For cellulosic biofuels sold under RFS2, the natural gas spot price (NG) plus D-5 RIN creates an effective price floor. The effective price ceiling is NG + D5 + the cost of a Cellulosic Waiver Credit (CWC).

CWCs are issued by the U.S. Environmental Protection Agency (EPA) each year so that the total available volume of cellulosic biofuel does not at least reach the Clean Air Act’s statutory obligation. Obligated Parties may purchase CWCs along with a D5 RIN to satisfy the D3 requirement.

“Ultimately, there is no substitute for an experienced marketer to help producers find the highest price for their gas and environmental attributes.”

CWC prices are set as a function of law as the greater of $0.25 or $3.00 less the wholesale price of gasoline (with both numbers adjusted for inflation, baseline 2008). In 2015 the CWC price was $0.65. In 2016 the CWC price is $1.33. Again, this is on a per gallon basis and should be adjusted to MMBtu. Using the price ceiling formula and our sample numbers above, NG + D3 should not trade higher than $26.65 per MMBtu (NG+D5+CWC).


The reality of the market is closer to the low end of this range ($11.05 to $26.65) headed into 2016. It must be noted also that the current market is relatively illiquid, meaning the monthly volume of trades is relatively low, putting producers in a less advantageous negotiating position when pushing for a higher valuation within the range. Ultimately, there is no substitute for an experienced marketer to help producers find the highest price for their gas and environmental attributes.

Still, as the RNG industry has responded to its 2014 cellulosic designation, the impact has been exponential. In the three months leading up to the designation (April-June), RNG production averaged 2.37 million EGE per month. By 2014’s fourth quarter, average monthly production had more than tripled. Today, production is more than 12 million EGE per month, and nearly reached 14 million in one month in 2015.

In November 2015, EPA released its Final Rule on 2014-2016 Renewable Volume Obligations (RVO). The cellulosic biofuel category RVO rose from 33 million gallons (2014) to 123 million gallons (2015) to 230 million gallons (2016). Demand is strong and the RNG industry is rising to the challenge.

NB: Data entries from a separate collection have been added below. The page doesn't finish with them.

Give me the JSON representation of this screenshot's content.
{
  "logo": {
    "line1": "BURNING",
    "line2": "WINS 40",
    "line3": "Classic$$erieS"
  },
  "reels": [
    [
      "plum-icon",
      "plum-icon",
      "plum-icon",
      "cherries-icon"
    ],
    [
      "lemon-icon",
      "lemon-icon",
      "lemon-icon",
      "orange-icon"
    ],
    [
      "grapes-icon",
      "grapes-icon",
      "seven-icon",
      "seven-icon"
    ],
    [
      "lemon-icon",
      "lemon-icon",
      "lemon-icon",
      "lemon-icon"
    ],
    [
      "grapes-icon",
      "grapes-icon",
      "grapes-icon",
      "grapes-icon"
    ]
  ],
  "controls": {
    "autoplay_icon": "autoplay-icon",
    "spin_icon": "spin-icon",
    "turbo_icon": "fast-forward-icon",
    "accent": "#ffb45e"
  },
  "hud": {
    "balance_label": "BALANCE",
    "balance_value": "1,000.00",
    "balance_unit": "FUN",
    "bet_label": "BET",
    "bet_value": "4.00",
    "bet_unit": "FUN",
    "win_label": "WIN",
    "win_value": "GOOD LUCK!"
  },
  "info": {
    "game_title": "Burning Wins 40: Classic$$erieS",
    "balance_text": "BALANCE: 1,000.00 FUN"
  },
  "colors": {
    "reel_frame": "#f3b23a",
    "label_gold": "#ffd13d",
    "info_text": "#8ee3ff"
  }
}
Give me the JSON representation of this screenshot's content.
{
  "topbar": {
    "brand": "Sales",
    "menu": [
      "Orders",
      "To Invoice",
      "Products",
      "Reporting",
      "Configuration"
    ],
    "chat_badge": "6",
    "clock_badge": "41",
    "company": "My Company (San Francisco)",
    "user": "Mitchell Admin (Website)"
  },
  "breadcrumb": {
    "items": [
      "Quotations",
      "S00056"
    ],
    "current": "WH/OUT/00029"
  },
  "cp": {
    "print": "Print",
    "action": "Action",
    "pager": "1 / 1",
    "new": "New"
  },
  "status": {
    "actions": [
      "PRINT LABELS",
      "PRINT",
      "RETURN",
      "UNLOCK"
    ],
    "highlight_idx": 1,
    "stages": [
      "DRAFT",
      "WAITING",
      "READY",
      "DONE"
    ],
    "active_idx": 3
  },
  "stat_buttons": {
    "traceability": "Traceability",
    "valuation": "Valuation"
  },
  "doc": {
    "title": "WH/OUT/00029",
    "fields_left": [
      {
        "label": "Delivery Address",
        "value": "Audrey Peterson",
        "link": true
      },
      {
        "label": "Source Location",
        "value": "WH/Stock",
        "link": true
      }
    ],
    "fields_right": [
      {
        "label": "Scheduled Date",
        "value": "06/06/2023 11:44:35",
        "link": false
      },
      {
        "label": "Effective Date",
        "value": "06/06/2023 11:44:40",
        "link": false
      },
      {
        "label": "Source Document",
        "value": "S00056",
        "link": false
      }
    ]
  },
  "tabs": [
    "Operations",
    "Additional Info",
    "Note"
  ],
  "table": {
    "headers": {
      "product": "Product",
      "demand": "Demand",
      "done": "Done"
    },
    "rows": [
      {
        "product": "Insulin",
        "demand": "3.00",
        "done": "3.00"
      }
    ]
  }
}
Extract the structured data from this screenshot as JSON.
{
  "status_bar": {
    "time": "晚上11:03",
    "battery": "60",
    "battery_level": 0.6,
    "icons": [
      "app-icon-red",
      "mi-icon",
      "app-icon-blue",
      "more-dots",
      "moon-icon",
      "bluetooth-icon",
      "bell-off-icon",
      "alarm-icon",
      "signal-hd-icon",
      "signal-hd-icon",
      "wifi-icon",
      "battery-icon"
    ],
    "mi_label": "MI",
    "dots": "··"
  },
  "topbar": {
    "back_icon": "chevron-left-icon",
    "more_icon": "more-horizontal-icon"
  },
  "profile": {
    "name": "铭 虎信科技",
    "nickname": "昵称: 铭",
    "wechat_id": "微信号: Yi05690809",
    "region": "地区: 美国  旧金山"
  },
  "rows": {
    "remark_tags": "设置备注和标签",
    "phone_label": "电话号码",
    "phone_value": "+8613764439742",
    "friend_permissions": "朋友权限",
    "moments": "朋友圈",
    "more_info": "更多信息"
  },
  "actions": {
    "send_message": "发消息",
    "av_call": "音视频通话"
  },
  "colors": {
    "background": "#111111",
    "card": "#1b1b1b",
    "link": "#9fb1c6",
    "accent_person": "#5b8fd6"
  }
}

The author is director of operations, general counsel and co-founder, Coalition for Renewable Natural Gas, Sacramento, California, www.rngcoalition.com.